(Records from a collection)
*** Block opens ***

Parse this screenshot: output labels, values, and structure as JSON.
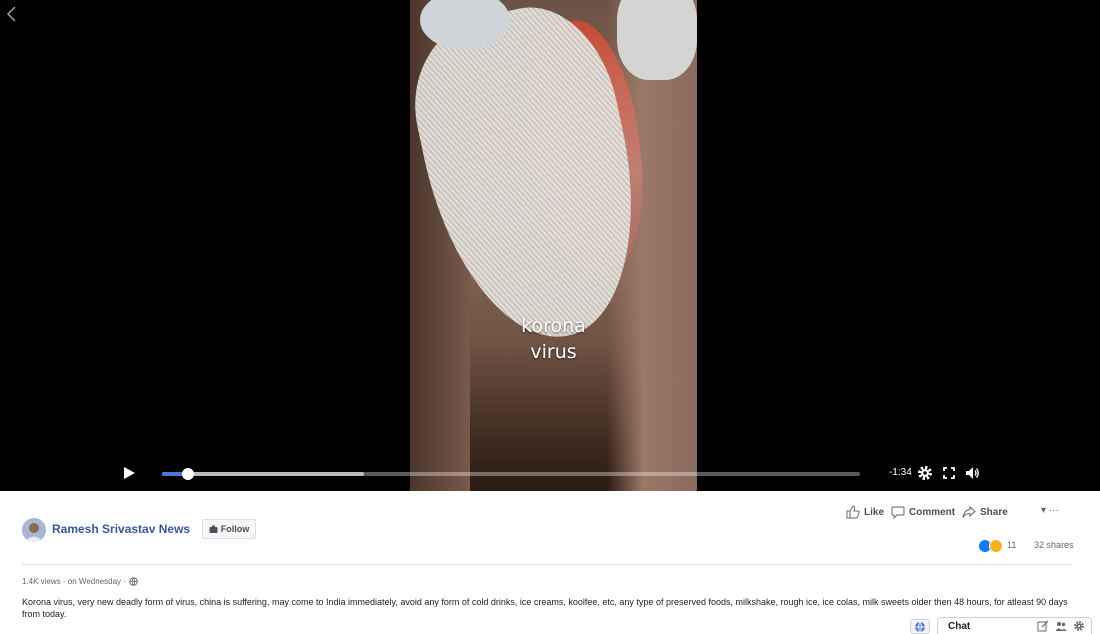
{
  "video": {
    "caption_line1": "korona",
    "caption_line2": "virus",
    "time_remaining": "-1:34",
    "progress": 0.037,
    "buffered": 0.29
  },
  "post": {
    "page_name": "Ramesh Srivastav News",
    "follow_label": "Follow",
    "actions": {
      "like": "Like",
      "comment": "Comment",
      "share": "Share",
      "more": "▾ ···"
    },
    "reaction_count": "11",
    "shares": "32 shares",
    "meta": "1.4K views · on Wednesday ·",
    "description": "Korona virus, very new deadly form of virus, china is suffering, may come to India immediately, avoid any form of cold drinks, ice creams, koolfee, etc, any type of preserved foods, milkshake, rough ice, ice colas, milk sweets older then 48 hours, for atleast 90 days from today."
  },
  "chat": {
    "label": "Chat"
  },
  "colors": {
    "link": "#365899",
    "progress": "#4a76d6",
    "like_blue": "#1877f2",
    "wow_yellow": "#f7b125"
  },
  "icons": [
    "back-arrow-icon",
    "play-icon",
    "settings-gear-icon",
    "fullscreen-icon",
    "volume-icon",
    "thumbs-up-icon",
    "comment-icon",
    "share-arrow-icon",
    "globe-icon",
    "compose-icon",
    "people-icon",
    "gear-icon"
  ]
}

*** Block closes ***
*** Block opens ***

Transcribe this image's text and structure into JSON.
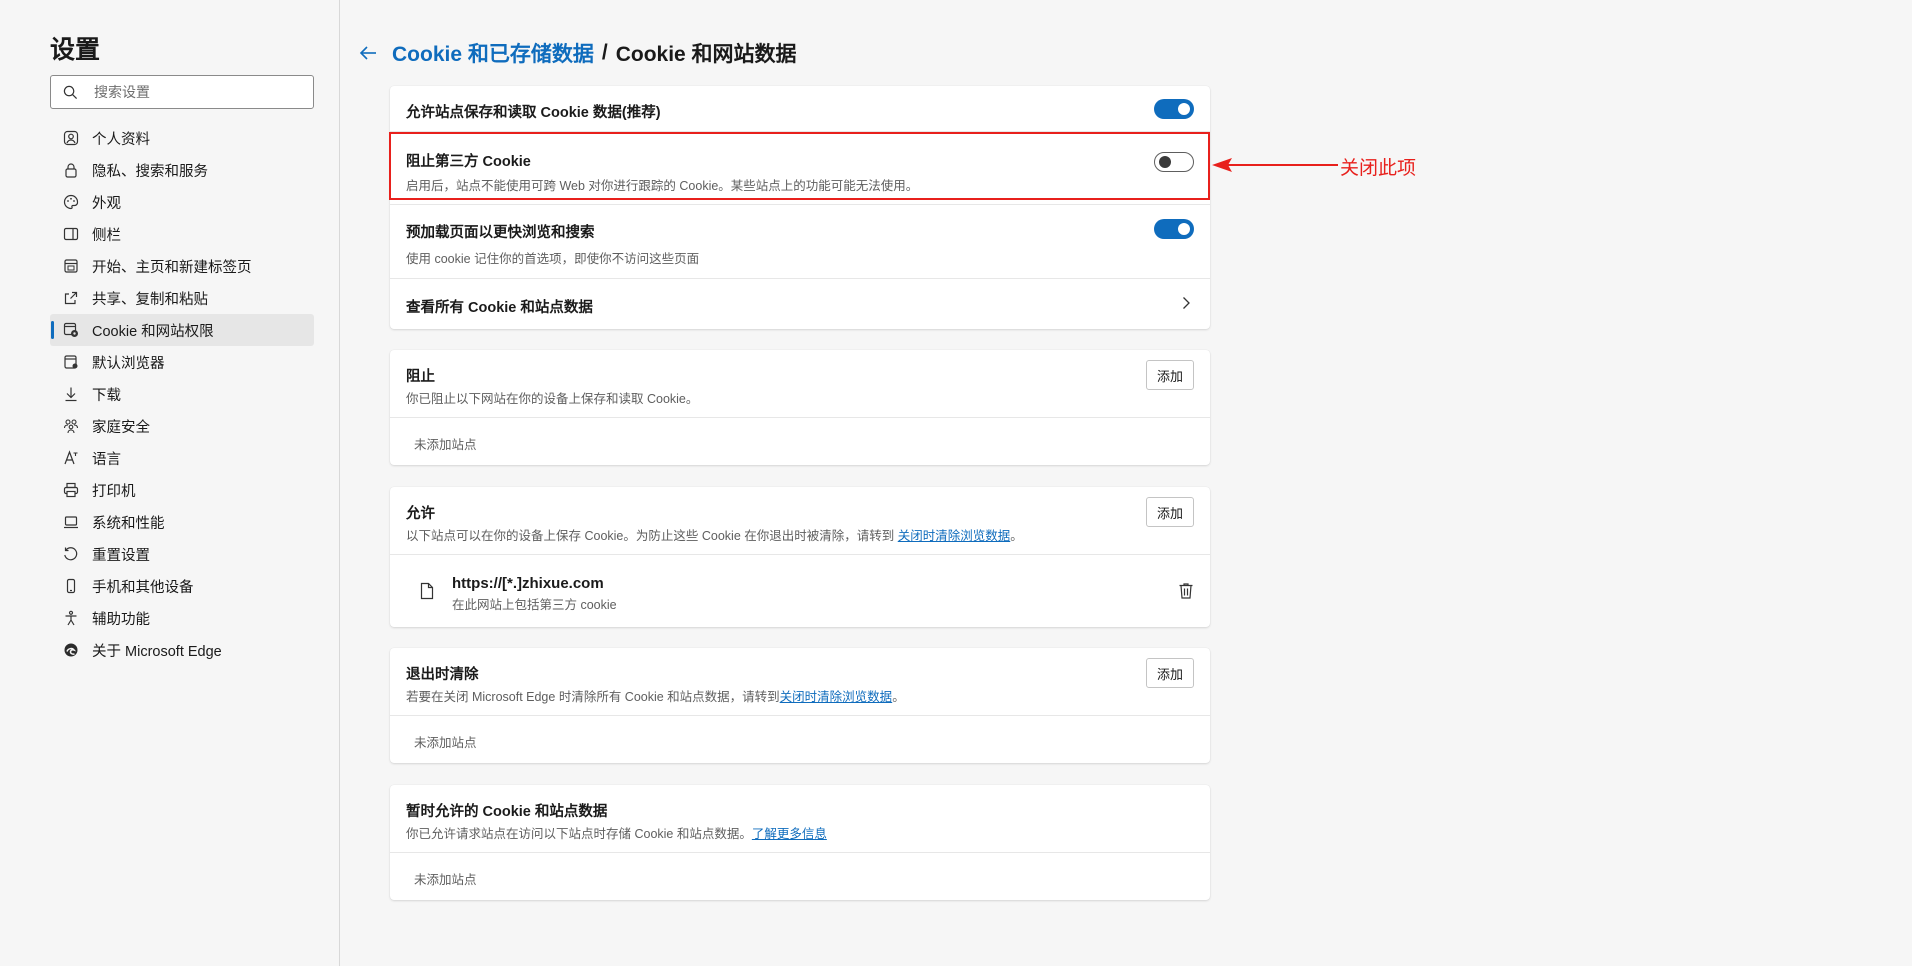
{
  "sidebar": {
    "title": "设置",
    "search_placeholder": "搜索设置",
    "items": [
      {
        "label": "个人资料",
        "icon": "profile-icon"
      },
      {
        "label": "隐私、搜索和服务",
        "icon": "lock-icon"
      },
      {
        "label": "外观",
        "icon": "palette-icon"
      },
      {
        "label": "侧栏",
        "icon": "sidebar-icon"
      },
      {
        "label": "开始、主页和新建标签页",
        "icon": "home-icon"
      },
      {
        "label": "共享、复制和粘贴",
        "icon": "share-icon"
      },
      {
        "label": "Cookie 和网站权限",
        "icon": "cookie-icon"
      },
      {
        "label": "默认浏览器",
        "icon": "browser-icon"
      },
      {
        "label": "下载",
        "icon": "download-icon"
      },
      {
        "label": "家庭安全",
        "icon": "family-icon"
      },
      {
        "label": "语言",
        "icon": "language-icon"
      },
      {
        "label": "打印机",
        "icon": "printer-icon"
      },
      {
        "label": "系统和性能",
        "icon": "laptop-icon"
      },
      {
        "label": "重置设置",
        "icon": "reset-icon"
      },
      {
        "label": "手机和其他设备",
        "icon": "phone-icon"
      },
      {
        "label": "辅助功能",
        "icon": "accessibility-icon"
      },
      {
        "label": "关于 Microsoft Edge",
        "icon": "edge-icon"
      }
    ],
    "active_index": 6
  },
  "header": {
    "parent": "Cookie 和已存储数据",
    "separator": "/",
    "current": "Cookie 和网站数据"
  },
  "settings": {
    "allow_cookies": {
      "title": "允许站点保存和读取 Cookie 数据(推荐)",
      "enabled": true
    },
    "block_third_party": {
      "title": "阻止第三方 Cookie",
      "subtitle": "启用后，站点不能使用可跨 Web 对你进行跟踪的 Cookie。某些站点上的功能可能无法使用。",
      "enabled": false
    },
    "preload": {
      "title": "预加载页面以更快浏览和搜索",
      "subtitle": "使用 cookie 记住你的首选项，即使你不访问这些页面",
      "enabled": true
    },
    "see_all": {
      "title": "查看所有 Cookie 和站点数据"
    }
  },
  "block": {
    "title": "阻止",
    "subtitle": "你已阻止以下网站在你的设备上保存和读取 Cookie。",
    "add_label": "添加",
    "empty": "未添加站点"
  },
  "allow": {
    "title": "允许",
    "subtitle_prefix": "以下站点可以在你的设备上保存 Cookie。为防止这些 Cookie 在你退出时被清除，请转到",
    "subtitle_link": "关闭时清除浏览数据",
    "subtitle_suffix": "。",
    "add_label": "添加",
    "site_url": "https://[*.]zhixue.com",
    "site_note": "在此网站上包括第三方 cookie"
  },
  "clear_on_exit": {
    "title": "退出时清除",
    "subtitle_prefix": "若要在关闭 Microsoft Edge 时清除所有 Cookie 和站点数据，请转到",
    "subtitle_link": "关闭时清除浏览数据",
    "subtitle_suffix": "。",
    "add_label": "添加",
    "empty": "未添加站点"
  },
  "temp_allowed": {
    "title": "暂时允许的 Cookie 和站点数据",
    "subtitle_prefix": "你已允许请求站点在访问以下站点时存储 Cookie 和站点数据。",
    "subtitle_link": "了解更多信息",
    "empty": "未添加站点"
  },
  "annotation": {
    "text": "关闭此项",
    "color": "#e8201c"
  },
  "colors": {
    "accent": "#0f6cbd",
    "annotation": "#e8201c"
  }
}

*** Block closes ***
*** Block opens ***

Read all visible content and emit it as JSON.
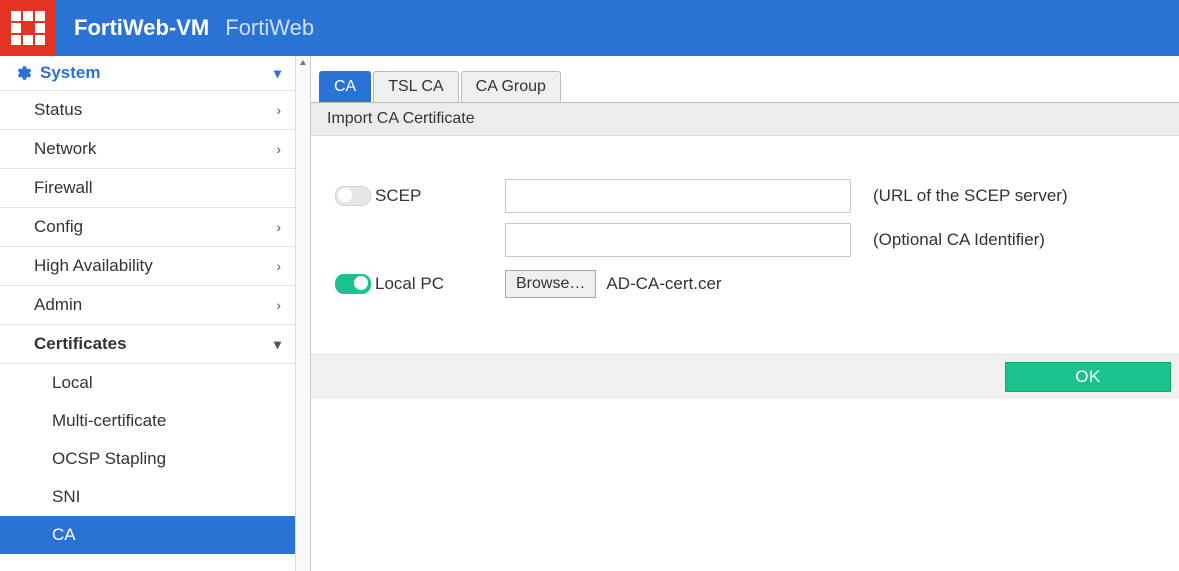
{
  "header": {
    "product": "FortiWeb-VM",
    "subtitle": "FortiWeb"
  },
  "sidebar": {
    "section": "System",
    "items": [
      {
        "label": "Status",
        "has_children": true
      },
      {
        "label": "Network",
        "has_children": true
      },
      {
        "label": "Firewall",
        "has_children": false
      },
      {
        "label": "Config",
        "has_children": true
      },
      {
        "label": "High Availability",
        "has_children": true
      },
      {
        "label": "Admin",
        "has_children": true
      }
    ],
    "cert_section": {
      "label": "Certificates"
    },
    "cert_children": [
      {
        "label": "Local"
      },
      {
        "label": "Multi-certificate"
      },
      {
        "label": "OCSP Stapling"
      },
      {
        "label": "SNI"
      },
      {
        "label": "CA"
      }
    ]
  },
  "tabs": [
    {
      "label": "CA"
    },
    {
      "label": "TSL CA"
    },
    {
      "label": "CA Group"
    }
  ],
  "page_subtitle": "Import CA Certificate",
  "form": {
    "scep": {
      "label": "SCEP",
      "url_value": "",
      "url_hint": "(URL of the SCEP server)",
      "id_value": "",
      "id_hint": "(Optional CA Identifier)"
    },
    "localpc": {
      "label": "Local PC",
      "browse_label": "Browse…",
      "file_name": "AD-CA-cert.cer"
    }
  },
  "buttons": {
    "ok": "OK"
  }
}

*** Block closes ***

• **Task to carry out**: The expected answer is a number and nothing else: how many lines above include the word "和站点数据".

• **Result**: 4